Rebecca E Cooney

Summary

Affiliation: Stanford University
Country: USA

Publications

  1. ncbi request reprint Remembering the good times: neural correlates of affect regulation
    Rebecca E Cooney
    Department of Psychology, Stanford University, Stanford, California 94305, USA
    Neuroreport 18:1771-4. 2007
  2. ncbi request reprint Amygdala activation in the processing of neutral faces in social anxiety disorder: is neutral really neutral?
    Rebecca E Cooney
    Department of Psychology, Bldg 420, Jordan Hall, Stanford University, Stanford, CA 94305, USA
    Psychiatry Res 148:55-9. 2006
  3. pmc Neural correlates of automatic mood regulation in girls at high risk for depression
    Jutta Joormann
    Department of Psychology, University of Miami, Coral Gables, FL 33124, USA
    J Abnorm Psychol 121:61-72. 2012
  4. pmc Neural responses to monetary incentives in major depression
    Brian Knutson
    Department of Psychology, Stanford University, Stanford, California 94305, USA
    Biol Psychiatry 63:686-92. 2008
  5. pmc Neural processing of reward and loss in girls at risk for major depression
    Ian H Gotlib
    Department of Psychology, Stanford University, Stanford, CA 94305, USA
    Arch Gen Psychiatry 67:380-7. 2010
  6. doi request reprint Neural correlates of rumination in depression
    Rebecca E Cooney
    Stanford University, California 94305, USA
    Cogn Affect Behav Neurosci 10:470-8. 2010
  7. ncbi request reprint Amygdala reactivity to emotional faces predicts improvement in major depression
    Turhan Canli
    Department of Psychology, Stony Brook University, Stony Brook, NY 11794 2500, USA
    Neuroreport 16:1267-70. 2005

Detail Information

Publications7

  1. ncbi request reprint Remembering the good times: neural correlates of affect regulation
    Rebecca E Cooney
    Department of Psychology, Stanford University, Stanford, California 94305, USA
    Neuroreport 18:1771-4. 2007
    ..These findings suggest that mood-incongruent recall differs from other affect regulation strategies by influencing mood through a ventral regulatory network...
  2. ncbi request reprint Amygdala activation in the processing of neutral faces in social anxiety disorder: is neutral really neutral?
    Rebecca E Cooney
    Department of Psychology, Bldg 420, Jordan Hall, Stanford University, Stanford, CA 94305, USA
    Psychiatry Res 148:55-9. 2006
    ..The SAD participants exhibited a different pattern of amygdala activation in response to neutral faces than did the CTL participants, suggesting a neural basis for the biased processing of ambiguous social information in SAD individuals...
  3. pmc Neural correlates of automatic mood regulation in girls at high risk for depression
    Jutta Joormann
    Department of Psychology, University of Miami, Coral Gables, FL 33124, USA
    J Abnorm Psychol 121:61-72. 2012
    ....
  4. pmc Neural responses to monetary incentives in major depression
    Brian Knutson
    Department of Psychology, Stanford University, Stanford, California 94305, USA
    Biol Psychiatry 63:686-92. 2008
    ..In the present study, we compared neural correlates of monetary incentive processing in unmedicated depressed participants and never-depressed control subjects...
  5. pmc Neural processing of reward and loss in girls at risk for major depression
    Ian H Gotlib
    Department of Psychology, Stanford University, Stanford, CA 94305, USA
    Arch Gen Psychiatry 67:380-7. 2010
    ..Deficits in reward processing and their neural correlates have been associated with major depression.
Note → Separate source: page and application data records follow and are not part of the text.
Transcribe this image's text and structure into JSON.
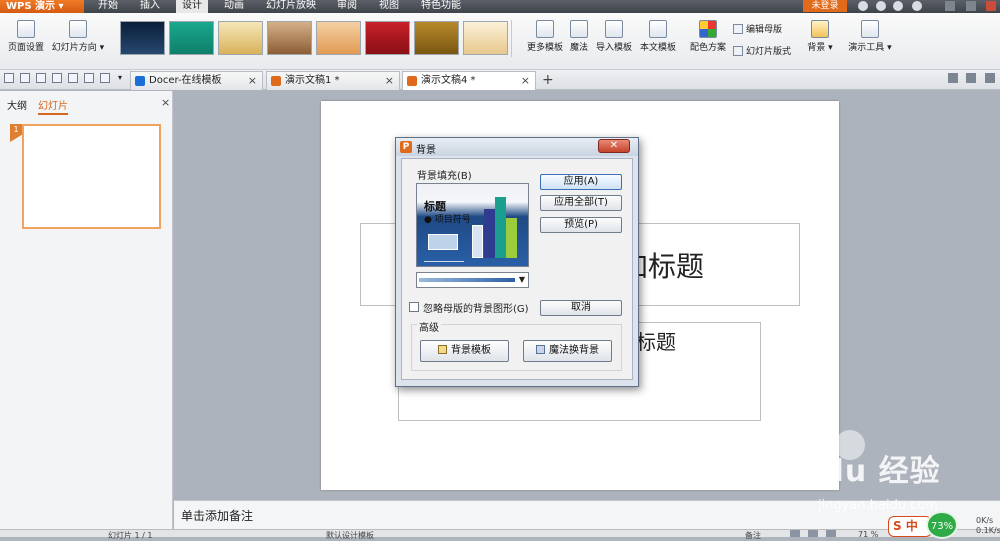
{
  "app": {
    "name": "WPS 演示"
  },
  "menu": [
    "开始",
    "插入",
    "设计",
    "动画",
    "幻灯片放映",
    "审阅",
    "视图",
    "特色功能"
  ],
  "menu_active": "设计",
  "login": "未登录",
  "ribbon": {
    "page_setup": "页面设置",
    "slide_direction": "幻灯片方向",
    "more_templates": "更多模板",
    "magic": "魔法",
    "import_template": "导入模板",
    "this_template": "本文模板",
    "color_scheme": "配色方案",
    "edit_master": "编辑母版",
    "slide_layout": "幻灯片版式",
    "background": "背景",
    "presentation_tools": "演示工具"
  },
  "tabs": [
    {
      "label": "Docer-在线模板"
    },
    {
      "label": "演示文稿1 *"
    },
    {
      "label": "演示文稿4 *"
    }
  ],
  "left_panel": {
    "outline_tab": "大纲",
    "slides_tab": "幻灯片",
    "slide_number": "1"
  },
  "slide": {
    "title_text": "加标题",
    "subtitle_text": "标题"
  },
  "notes": "单击添加备注",
  "status": {
    "slide_info": "幻灯片 1 / 1",
    "template": "默认设计模板",
    "zoom": "71 %",
    "notes_label": "备注"
  },
  "dialog": {
    "title": "背景",
    "fill_label": "背景填充(B)",
    "preview_title": "标题",
    "preview_bullet": "● 项目符号",
    "apply": "应用(A)",
    "apply_all": "应用全部(T)",
    "preview": "预览(P)",
    "ignore_master": "忽略母版的背景图形(G)",
    "cancel": "取消",
    "advanced": "高级",
    "bg_template": "背景模板",
    "magic_bg": "魔法换背景"
  },
  "chart_preview": {
    "bar_colors": [
      "#d9e4f2",
      "#2f3c8f",
      "#1a9f8e",
      "#9bcc3c"
    ]
  },
  "watermark": {
    "logo": "Baidu 经验",
    "url": "jingyan.baidu.com"
  },
  "tray": {
    "ime": "中",
    "cpu": "73%",
    "net_up": "0K/s",
    "net_down": "0.1K/s"
  }
}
However, it is unclear if these deficits precede the onset of depression or are a consequence of this disorder...
  6. doi request reprint Neural correlates of rumination in depression
    Rebecca E Cooney
    Stanford University, California 94305, USA
    Cogn Affect Behav Neurosci 10:470-8. 2010
    ..Supplemental materials for this article may be downloaded from http://cabn.psychonomic-journals.org/content/supplemental...
  7. ncbi request reprint Amygdala reactivity to emotional faces predicts improvement in major depression
    Turhan Canli
    Department of Psychology, Stony Brook University, Stony Brook, NY 11794 2500, USA
    Neuroreport 16:1267-70. 2005
    ..Functional magnetic resonance imaging may thus be used as a method to identify neural markers in depressed patients at risk for poor outcome...